communicating directly with every other subsystem raises some important questions:
- How many different parts of the system does a developer need to understand at least a little bit to change something in the graphics subsystem?
- What happens when you try to use the business rules in another system?
- What happens when you want to put a new user interface on the system, perhaps a command-line UI for test purposes?
- What happens when you want to put data storage on a remote machine?
You might think of the lines between subsystems as being hoses with water running through them. If you want to reach in and pull out a subsystem, that subsystem is going to have some hoses attached to it. The more hoses you have to disconnect and reconnect, the more wet you’re going to get. You want to architect your system so that if you pull out a subsystem to use elsewhere, you won’t have many hoses to reconnect and those hoses will reconnect easily.
The simplest relationship is to have one subsystem call routines in another. A more involved relationship is to have one subsystem contain classes from another. The most involved relationship is to have classes in one subsystem inherit from classes in another.
a program shouldn’t contain any circular relationships in which Class A uses Class B, Class B uses Class C, and Class C uses Class A.
Business rules are the laws, regulations, policies, and procedures that you encode into a computer system.
Create a subsystem to isolate user-interface components so that the user interface can evolve without damaging the rest of the program.
You can hide the implementation details of accessing a database so that most of the program doesn’t need to worry about the messy details of manipulating low-level structures and can deal with the data in terms of how it’s used at the business-problem level.
centralize database operations in one place and reduce the chance of errors in working with the data.
It make it easy to change the database design structure without changing most of the program.

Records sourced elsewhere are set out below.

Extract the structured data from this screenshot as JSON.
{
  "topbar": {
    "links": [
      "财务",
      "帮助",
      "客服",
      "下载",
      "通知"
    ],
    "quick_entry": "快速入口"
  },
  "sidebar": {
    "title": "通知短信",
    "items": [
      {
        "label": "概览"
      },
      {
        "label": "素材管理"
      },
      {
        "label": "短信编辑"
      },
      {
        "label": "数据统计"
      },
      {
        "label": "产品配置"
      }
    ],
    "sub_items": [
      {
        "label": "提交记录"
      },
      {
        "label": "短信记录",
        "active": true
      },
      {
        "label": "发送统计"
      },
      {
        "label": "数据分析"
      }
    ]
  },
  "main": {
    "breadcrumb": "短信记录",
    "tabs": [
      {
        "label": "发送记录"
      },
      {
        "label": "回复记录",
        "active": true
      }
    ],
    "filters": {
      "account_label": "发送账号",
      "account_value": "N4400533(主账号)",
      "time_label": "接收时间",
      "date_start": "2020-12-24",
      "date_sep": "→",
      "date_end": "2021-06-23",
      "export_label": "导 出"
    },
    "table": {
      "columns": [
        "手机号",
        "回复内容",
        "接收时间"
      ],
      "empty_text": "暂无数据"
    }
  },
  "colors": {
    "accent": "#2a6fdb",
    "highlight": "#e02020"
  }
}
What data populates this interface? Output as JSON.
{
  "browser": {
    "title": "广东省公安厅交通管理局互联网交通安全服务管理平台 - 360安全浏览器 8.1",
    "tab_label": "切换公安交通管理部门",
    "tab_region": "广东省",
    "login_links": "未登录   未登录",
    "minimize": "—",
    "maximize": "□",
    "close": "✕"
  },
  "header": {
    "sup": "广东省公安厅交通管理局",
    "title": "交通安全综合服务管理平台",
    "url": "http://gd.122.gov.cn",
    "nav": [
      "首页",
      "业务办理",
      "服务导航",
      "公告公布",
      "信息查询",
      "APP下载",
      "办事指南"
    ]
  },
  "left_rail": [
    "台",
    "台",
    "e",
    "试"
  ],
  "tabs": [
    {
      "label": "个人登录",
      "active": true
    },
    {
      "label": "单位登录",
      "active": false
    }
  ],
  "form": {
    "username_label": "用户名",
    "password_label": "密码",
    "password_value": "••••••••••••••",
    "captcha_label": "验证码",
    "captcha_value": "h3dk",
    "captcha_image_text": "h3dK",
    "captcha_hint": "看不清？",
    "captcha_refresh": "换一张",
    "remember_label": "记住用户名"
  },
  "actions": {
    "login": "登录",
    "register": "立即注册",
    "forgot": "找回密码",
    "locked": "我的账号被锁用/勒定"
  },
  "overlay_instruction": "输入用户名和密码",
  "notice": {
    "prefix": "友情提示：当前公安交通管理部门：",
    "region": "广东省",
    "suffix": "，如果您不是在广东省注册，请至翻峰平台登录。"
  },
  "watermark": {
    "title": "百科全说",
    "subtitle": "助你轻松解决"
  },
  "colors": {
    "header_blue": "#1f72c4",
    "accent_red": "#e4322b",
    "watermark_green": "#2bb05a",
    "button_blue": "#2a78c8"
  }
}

Package operating-system dependencies into a subsystem for the same reason you package hardware dependencies. If you’re developing a program for Microsoft Windows, for example, why limit yourself to the Windows environment? Isolate the Windows calls in a Windows-interface subsystem. If you later want to move your program to Mac OS or Linux, all you’ll have to change is the interface subsystem.